[Element data from apps and pages]
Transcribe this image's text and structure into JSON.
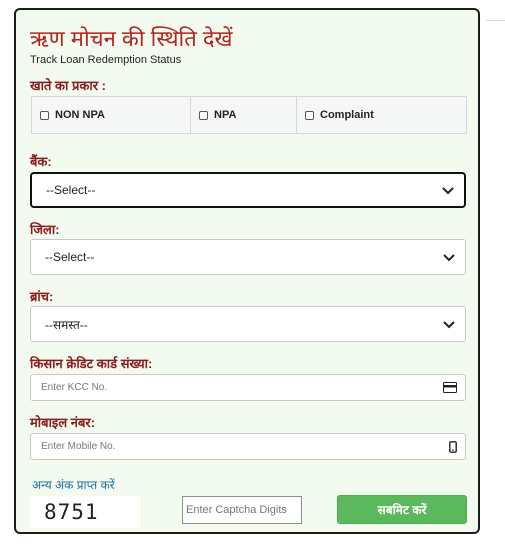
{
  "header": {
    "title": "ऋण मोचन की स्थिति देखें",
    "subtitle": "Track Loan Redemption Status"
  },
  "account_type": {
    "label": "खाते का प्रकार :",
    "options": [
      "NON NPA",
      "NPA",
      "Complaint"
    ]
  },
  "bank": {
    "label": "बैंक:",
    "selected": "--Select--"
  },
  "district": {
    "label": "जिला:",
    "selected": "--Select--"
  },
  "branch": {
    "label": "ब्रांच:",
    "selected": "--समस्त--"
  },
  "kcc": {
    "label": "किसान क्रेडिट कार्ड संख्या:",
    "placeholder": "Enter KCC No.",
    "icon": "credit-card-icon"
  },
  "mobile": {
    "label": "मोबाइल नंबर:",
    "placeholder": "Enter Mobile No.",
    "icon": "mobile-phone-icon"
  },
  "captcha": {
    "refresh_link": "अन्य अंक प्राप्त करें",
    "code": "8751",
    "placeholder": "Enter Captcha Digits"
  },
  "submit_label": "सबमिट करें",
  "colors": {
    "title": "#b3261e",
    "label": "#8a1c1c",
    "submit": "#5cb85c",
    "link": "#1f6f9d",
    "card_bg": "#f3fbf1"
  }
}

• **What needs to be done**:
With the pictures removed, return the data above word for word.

• **Answer for this exercise**:
Transcribe this image's text and structure into JSON.
{
  "header": {
    "title": "ऋण मोचन की स्थिति देखें",
    "subtitle": "Track Loan Redemption Status"
  },
  "account_type": {
    "label": "खाते का प्रकार :",
    "options": [
      "NON NPA",
      "NPA",
      "Complaint"
    ]
  },
  "bank": {
    "label": "बैंक:",
    "selected": "--Select--"
  },
  "district": {
    "label": "जिला:",
    "selected": "--Select--"
  },
  "branch": {
    "label": "ब्रांच:",
    "selected": "--समस्त--"
  },
  "kcc": {
    "label": "किसान क्रेडिट कार्ड संख्या:",
    "placeholder": "Enter KCC No.",
    "icon": "credit-card-icon"
  },
  "mobile": {
    "label": "मोबाइल नंबर:",
    "placeholder": "Enter Mobile No.",
    "icon": "mobile-phone-icon"
  },
  "captcha": {
    "refresh_link": "अन्य अंक प्राप्त करें",
    "code": "8751",
    "placeholder": "Enter Captcha Digits"
  },
  "submit_label": "सबमिट करें",
  "colors": {
    "title": "#b3261e",
    "label": "#8a1c1c",
    "submit": "#5cb85c",
    "link": "#1f6f9d",
    "card_bg": "#f3fbf1"
  }
}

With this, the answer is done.